--- RECORDS PROVIDED ---
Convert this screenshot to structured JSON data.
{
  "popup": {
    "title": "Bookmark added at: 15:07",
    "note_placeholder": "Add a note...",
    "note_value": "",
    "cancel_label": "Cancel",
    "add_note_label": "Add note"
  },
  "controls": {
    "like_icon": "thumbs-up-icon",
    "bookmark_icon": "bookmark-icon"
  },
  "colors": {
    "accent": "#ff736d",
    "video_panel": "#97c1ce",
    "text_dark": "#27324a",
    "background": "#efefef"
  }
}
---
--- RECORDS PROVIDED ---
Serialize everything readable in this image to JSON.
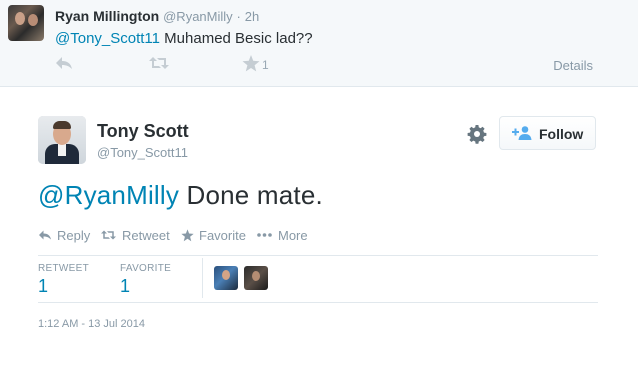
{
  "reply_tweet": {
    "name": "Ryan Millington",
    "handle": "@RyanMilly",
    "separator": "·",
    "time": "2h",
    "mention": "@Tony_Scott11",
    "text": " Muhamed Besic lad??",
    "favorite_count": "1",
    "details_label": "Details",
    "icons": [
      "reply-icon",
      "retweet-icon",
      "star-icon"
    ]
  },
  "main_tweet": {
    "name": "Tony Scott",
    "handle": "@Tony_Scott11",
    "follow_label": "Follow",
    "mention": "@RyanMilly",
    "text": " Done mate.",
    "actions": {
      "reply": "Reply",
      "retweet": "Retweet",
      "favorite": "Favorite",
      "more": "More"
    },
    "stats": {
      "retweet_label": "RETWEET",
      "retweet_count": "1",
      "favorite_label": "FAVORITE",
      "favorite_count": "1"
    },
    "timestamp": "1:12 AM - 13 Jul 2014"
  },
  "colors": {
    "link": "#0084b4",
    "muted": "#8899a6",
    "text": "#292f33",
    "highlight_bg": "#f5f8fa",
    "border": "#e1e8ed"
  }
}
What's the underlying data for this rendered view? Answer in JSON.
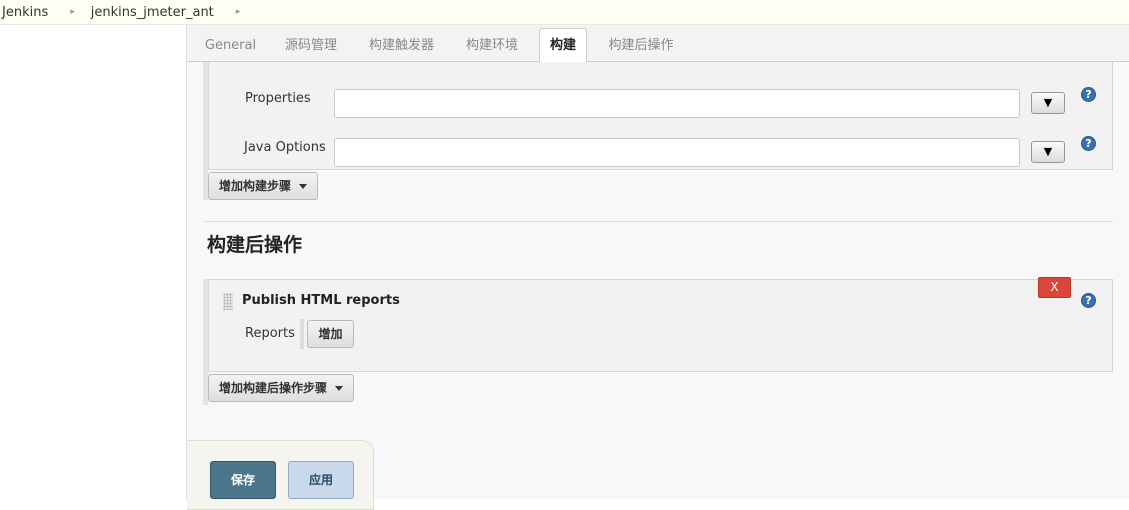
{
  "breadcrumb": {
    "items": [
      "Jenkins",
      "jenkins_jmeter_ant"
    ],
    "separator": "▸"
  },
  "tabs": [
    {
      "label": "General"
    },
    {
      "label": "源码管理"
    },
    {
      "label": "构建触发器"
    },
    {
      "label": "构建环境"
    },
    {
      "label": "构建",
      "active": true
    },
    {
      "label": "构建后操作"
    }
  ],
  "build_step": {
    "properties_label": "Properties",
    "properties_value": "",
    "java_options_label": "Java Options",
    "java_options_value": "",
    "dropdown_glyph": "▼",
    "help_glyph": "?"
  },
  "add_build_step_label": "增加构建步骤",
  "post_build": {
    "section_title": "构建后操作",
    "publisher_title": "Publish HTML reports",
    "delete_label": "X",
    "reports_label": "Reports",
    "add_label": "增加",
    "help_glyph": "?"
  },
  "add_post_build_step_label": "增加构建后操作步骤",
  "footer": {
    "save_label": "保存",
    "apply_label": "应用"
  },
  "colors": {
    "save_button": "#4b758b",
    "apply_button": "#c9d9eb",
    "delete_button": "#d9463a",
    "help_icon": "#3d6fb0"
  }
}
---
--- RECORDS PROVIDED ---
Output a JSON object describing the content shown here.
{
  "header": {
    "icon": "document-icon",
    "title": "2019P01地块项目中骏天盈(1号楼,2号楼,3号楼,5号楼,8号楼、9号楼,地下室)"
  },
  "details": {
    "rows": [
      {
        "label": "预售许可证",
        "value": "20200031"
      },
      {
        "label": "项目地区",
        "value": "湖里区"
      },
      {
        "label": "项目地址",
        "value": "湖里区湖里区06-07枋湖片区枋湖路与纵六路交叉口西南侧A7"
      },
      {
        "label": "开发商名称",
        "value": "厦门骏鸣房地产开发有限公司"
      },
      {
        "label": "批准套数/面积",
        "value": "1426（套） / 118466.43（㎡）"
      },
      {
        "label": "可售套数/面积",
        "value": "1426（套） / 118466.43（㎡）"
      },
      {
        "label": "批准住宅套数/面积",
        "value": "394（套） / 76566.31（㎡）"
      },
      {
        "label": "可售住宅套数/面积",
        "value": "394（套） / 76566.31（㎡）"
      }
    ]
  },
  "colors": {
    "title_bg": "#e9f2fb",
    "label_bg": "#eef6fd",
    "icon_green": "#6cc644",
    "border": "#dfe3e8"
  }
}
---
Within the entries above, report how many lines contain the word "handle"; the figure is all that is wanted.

▶ [SOLUTION BELOW]:
2